_What to produce_. Go through the entries below and count the lines holding the word "name". Reply with only the number, please.

##### Source records

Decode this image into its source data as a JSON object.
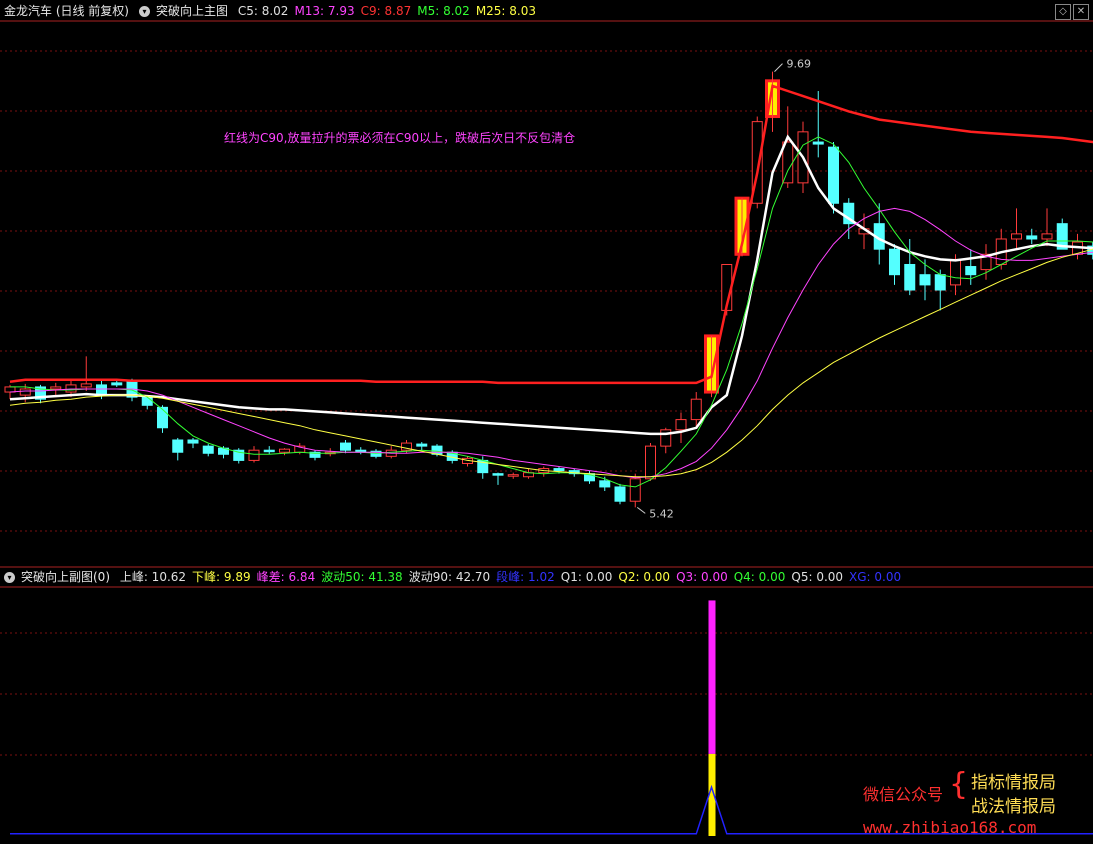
{
  "main_header": {
    "title": "金龙汽车 (日线 前复权)",
    "indicator": "突破向上主图",
    "fields": [
      {
        "label": "C5:",
        "value": "8.02",
        "color": "#e0e0e0"
      },
      {
        "label": "M13:",
        "value": "7.93",
        "color": "#ff44ff"
      },
      {
        "label": "C9:",
        "value": "8.87",
        "color": "#ff3333"
      },
      {
        "label": "M5:",
        "value": "8.02",
        "color": "#33ff33"
      },
      {
        "label": "M25:",
        "value": "8.03",
        "color": "#ffff44"
      }
    ]
  },
  "sub_header": {
    "indicator": "突破向上副图(0)",
    "fields": [
      {
        "label": "上峰:",
        "value": "10.62",
        "color": "#e0e0e0"
      },
      {
        "label": "下峰:",
        "value": "9.89",
        "color": "#ffff44"
      },
      {
        "label": "峰差:",
        "value": "6.84",
        "color": "#ff44ff"
      },
      {
        "label": "波动50:",
        "value": "41.38",
        "color": "#33ff33"
      },
      {
        "label": "波动90:",
        "value": "42.70",
        "color": "#e0e0e0"
      },
      {
        "label": "段峰:",
        "value": "1.02",
        "color": "#3333ff"
      },
      {
        "label": "Q1:",
        "value": "0.00",
        "color": "#e0e0e0"
      },
      {
        "label": "Q2:",
        "value": "0.00",
        "color": "#ffff44"
      },
      {
        "label": "Q3:",
        "value": "0.00",
        "color": "#ff44ff"
      },
      {
        "label": "Q4:",
        "value": "0.00",
        "color": "#33ff33"
      },
      {
        "label": "Q5:",
        "value": "0.00",
        "color": "#e0e0e0"
      },
      {
        "label": "XG:",
        "value": "0.00",
        "color": "#3333ff"
      }
    ]
  },
  "annotation": "红线为C90,放量拉升的票必须在C90以上，跌破后次日不反包清仓",
  "watermark": {
    "left": "微信公众号",
    "right1": "指标情报局",
    "right2": "战法情报局",
    "url": "www.zhibiao168.com"
  },
  "chart_data": {
    "type": "candlestick",
    "high_label": "9.69",
    "low_label": "5.42",
    "ylim": [
      5.1,
      10.0
    ],
    "candles": [
      [
        6.55,
        6.62,
        6.48,
        6.6
      ],
      [
        6.52,
        6.63,
        6.45,
        6.58
      ],
      [
        6.6,
        6.62,
        6.44,
        6.48
      ],
      [
        6.58,
        6.64,
        6.52,
        6.6
      ],
      [
        6.55,
        6.68,
        6.5,
        6.62
      ],
      [
        6.6,
        6.9,
        6.56,
        6.63
      ],
      [
        6.62,
        6.66,
        6.48,
        6.52
      ],
      [
        6.64,
        6.68,
        6.6,
        6.62
      ],
      [
        6.66,
        6.68,
        6.46,
        6.5
      ],
      [
        6.5,
        6.52,
        6.38,
        6.42
      ],
      [
        6.4,
        6.42,
        6.15,
        6.2
      ],
      [
        6.08,
        6.1,
        5.88,
        5.96
      ],
      [
        6.08,
        6.1,
        6.0,
        6.05
      ],
      [
        6.02,
        6.04,
        5.92,
        5.95
      ],
      [
        6.0,
        6.02,
        5.9,
        5.94
      ],
      [
        5.98,
        6.0,
        5.85,
        5.88
      ],
      [
        5.88,
        6.02,
        5.86,
        5.98
      ],
      [
        5.98,
        6.02,
        5.94,
        5.97
      ],
      [
        5.96,
        6.0,
        5.93,
        5.99
      ],
      [
        5.96,
        6.05,
        5.94,
        6.02
      ],
      [
        5.96,
        5.98,
        5.88,
        5.91
      ],
      [
        5.96,
        6.0,
        5.92,
        5.96
      ],
      [
        6.05,
        6.08,
        5.95,
        5.98
      ],
      [
        5.98,
        6.01,
        5.94,
        5.97
      ],
      [
        5.97,
        5.99,
        5.9,
        5.92
      ],
      [
        5.92,
        6.02,
        5.9,
        5.98
      ],
      [
        5.98,
        6.08,
        5.95,
        6.05
      ],
      [
        6.04,
        6.06,
        5.98,
        6.02
      ],
      [
        6.02,
        6.04,
        5.92,
        5.94
      ],
      [
        5.96,
        5.98,
        5.85,
        5.88
      ],
      [
        5.85,
        5.92,
        5.82,
        5.9
      ],
      [
        5.88,
        5.92,
        5.7,
        5.76
      ],
      [
        5.75,
        5.76,
        5.64,
        5.74
      ],
      [
        5.73,
        5.76,
        5.7,
        5.74
      ],
      [
        5.72,
        5.8,
        5.7,
        5.76
      ],
      [
        5.76,
        5.82,
        5.72,
        5.8
      ],
      [
        5.8,
        5.82,
        5.75,
        5.78
      ],
      [
        5.78,
        5.8,
        5.72,
        5.75
      ],
      [
        5.75,
        5.78,
        5.65,
        5.68
      ],
      [
        5.68,
        5.72,
        5.58,
        5.62
      ],
      [
        5.62,
        5.65,
        5.45,
        5.48
      ],
      [
        5.48,
        5.75,
        5.42,
        5.7
      ],
      [
        5.7,
        6.05,
        5.68,
        6.02
      ],
      [
        6.02,
        6.2,
        5.95,
        6.18
      ],
      [
        6.18,
        6.35,
        6.05,
        6.28
      ],
      [
        6.28,
        6.55,
        6.2,
        6.48
      ],
      [
        6.55,
        7.1,
        6.5,
        7.1
      ],
      [
        7.35,
        7.8,
        7.3,
        7.8
      ],
      [
        7.9,
        8.45,
        7.88,
        8.45
      ],
      [
        8.4,
        9.25,
        8.35,
        9.2
      ],
      [
        9.25,
        9.69,
        9.1,
        9.6
      ],
      [
        8.6,
        9.35,
        8.55,
        9.0
      ],
      [
        8.6,
        9.2,
        8.5,
        9.1
      ],
      [
        9.0,
        9.5,
        8.85,
        8.98
      ],
      [
        8.95,
        9.0,
        8.3,
        8.4
      ],
      [
        8.4,
        8.45,
        8.05,
        8.2
      ],
      [
        8.1,
        8.3,
        7.95,
        8.15
      ],
      [
        8.2,
        8.4,
        7.8,
        7.95
      ],
      [
        7.95,
        8.0,
        7.6,
        7.7
      ],
      [
        7.8,
        8.05,
        7.5,
        7.55
      ],
      [
        7.7,
        7.85,
        7.45,
        7.6
      ],
      [
        7.7,
        7.75,
        7.35,
        7.55
      ],
      [
        7.6,
        7.9,
        7.5,
        7.85
      ],
      [
        7.78,
        7.95,
        7.6,
        7.7
      ],
      [
        7.75,
        8.0,
        7.65,
        7.9
      ],
      [
        7.8,
        8.15,
        7.75,
        8.05
      ],
      [
        8.05,
        8.35,
        7.95,
        8.1
      ],
      [
        8.08,
        8.15,
        8.0,
        8.05
      ],
      [
        8.05,
        8.35,
        7.98,
        8.1
      ],
      [
        8.2,
        8.25,
        7.95,
        7.95
      ],
      [
        7.9,
        8.1,
        7.85,
        8.02
      ],
      [
        7.98,
        8.02,
        7.85,
        7.9
      ],
      [
        7.95,
        8.05,
        7.88,
        8.0
      ],
      [
        8.0,
        8.15,
        7.95,
        8.1
      ],
      [
        8.05,
        8.25,
        8.0,
        8.12
      ],
      [
        8.15,
        8.4,
        8.1,
        8.25
      ],
      [
        8.18,
        8.3,
        8.1,
        8.2
      ],
      [
        8.2,
        8.55,
        8.18,
        8.35
      ]
    ],
    "series": [
      {
        "name": "C90",
        "color": "#ff2020",
        "values": [
          6.65,
          6.67,
          6.67,
          6.67,
          6.67,
          6.67,
          6.67,
          6.67,
          6.66,
          6.66,
          6.66,
          6.66,
          6.66,
          6.66,
          6.66,
          6.66,
          6.66,
          6.66,
          6.66,
          6.66,
          6.66,
          6.66,
          6.66,
          6.66,
          6.65,
          6.65,
          6.65,
          6.65,
          6.65,
          6.65,
          6.65,
          6.65,
          6.64,
          6.64,
          6.64,
          6.64,
          6.64,
          6.64,
          6.64,
          6.64,
          6.64,
          6.64,
          6.64,
          6.64,
          6.64,
          6.64,
          6.7,
          7.4,
          8.0,
          8.7,
          9.55,
          9.5,
          9.45,
          9.4,
          9.35,
          9.3,
          9.26,
          9.22,
          9.2,
          9.18,
          9.16,
          9.14,
          9.12,
          9.1,
          9.09,
          9.08,
          9.07,
          9.06,
          9.05,
          9.04,
          9.02,
          9.0,
          8.98,
          8.96,
          8.94,
          8.92,
          8.9,
          8.87
        ]
      },
      {
        "name": "C5",
        "color": "#ffffff",
        "values": [
          6.48,
          6.49,
          6.5,
          6.51,
          6.52,
          6.53,
          6.52,
          6.52,
          6.52,
          6.51,
          6.5,
          6.48,
          6.46,
          6.44,
          6.42,
          6.4,
          6.39,
          6.38,
          6.38,
          6.37,
          6.36,
          6.35,
          6.34,
          6.33,
          6.32,
          6.31,
          6.3,
          6.29,
          6.28,
          6.27,
          6.26,
          6.25,
          6.24,
          6.23,
          6.22,
          6.21,
          6.2,
          6.19,
          6.18,
          6.17,
          6.16,
          6.15,
          6.14,
          6.14,
          6.16,
          6.2,
          6.4,
          6.52,
          7.1,
          7.85,
          8.7,
          9.05,
          8.85,
          8.55,
          8.35,
          8.25,
          8.15,
          8.05,
          7.98,
          7.92,
          7.88,
          7.85,
          7.84,
          7.86,
          7.88,
          7.92,
          7.95,
          7.98,
          8.0,
          7.98,
          7.97,
          7.96,
          7.96,
          7.97,
          7.98,
          8.0,
          8.01,
          8.02
        ]
      },
      {
        "name": "M5",
        "color": "#33ff33",
        "values": [
          6.6,
          6.6,
          6.58,
          6.57,
          6.57,
          6.58,
          6.58,
          6.58,
          6.57,
          6.5,
          6.38,
          6.24,
          6.12,
          6.05,
          6.0,
          5.96,
          5.94,
          5.94,
          5.95,
          5.96,
          5.95,
          5.95,
          5.96,
          5.96,
          5.95,
          5.96,
          5.97,
          5.98,
          5.97,
          5.95,
          5.92,
          5.88,
          5.84,
          5.8,
          5.76,
          5.75,
          5.76,
          5.76,
          5.74,
          5.7,
          5.64,
          5.62,
          5.69,
          5.81,
          5.97,
          6.14,
          6.42,
          6.77,
          7.22,
          7.76,
          8.35,
          8.72,
          8.97,
          9.05,
          8.98,
          8.8,
          8.55,
          8.34,
          8.12,
          7.92,
          7.8,
          7.7,
          7.67,
          7.66,
          7.72,
          7.8,
          7.88,
          7.96,
          8.03,
          8.03,
          8.03,
          8.02,
          8.01,
          8.02,
          8.04,
          8.07,
          8.1,
          8.02
        ]
      },
      {
        "name": "M13",
        "color": "#ff44ff",
        "values": [
          6.55,
          6.56,
          6.56,
          6.57,
          6.58,
          6.58,
          6.58,
          6.58,
          6.58,
          6.56,
          6.52,
          6.46,
          6.4,
          6.34,
          6.28,
          6.22,
          6.16,
          6.1,
          6.05,
          6.01,
          5.98,
          5.97,
          5.96,
          5.96,
          5.96,
          5.95,
          5.95,
          5.96,
          5.96,
          5.96,
          5.95,
          5.93,
          5.91,
          5.88,
          5.86,
          5.84,
          5.82,
          5.8,
          5.78,
          5.76,
          5.73,
          5.71,
          5.72,
          5.75,
          5.8,
          5.87,
          6.0,
          6.18,
          6.4,
          6.66,
          6.98,
          7.28,
          7.55,
          7.8,
          8.0,
          8.15,
          8.25,
          8.32,
          8.35,
          8.32,
          8.24,
          8.14,
          8.03,
          7.94,
          7.88,
          7.85,
          7.84,
          7.84,
          7.86,
          7.88,
          7.9,
          7.92,
          7.93,
          7.95,
          7.96,
          7.97,
          7.95,
          7.93
        ]
      },
      {
        "name": "M25",
        "color": "#ffff44",
        "values": [
          6.42,
          6.44,
          6.45,
          6.47,
          6.48,
          6.5,
          6.51,
          6.52,
          6.52,
          6.51,
          6.49,
          6.46,
          6.43,
          6.4,
          6.37,
          6.34,
          6.31,
          6.28,
          6.25,
          6.22,
          6.18,
          6.15,
          6.12,
          6.09,
          6.06,
          6.03,
          6.0,
          5.97,
          5.94,
          5.91,
          5.88,
          5.86,
          5.84,
          5.82,
          5.8,
          5.78,
          5.77,
          5.76,
          5.75,
          5.74,
          5.73,
          5.72,
          5.72,
          5.73,
          5.75,
          5.79,
          5.86,
          5.96,
          6.08,
          6.22,
          6.38,
          6.52,
          6.64,
          6.74,
          6.84,
          6.92,
          7.0,
          7.08,
          7.15,
          7.22,
          7.29,
          7.36,
          7.43,
          7.5,
          7.57,
          7.64,
          7.7,
          7.76,
          7.82,
          7.87,
          7.91,
          7.95,
          7.98,
          8.0,
          8.01,
          8.02,
          8.03,
          8.03
        ]
      }
    ],
    "signal_bars": [
      {
        "index": 46,
        "color": "#ffee00",
        "border": "#ff2020"
      },
      {
        "index": 48,
        "color": "#ffee00",
        "border": "#ff2020"
      },
      {
        "index": 50,
        "color": "#ffee00",
        "border": "#ff2020"
      }
    ],
    "sub_chart": {
      "ylim": [
        0,
        11
      ],
      "bar_index": 46,
      "bar_top_magenta": 10.62,
      "bar_mid_yellow": 3.7,
      "xg_line": [
        {
          "index": 0,
          "value": 0.1
        },
        {
          "index": 45,
          "value": 0.1
        },
        {
          "index": 46,
          "value": 2.2
        },
        {
          "index": 47,
          "value": 0.1
        },
        {
          "index": 77,
          "value": 0.1
        }
      ]
    }
  }
}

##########

_Problem solution_. 5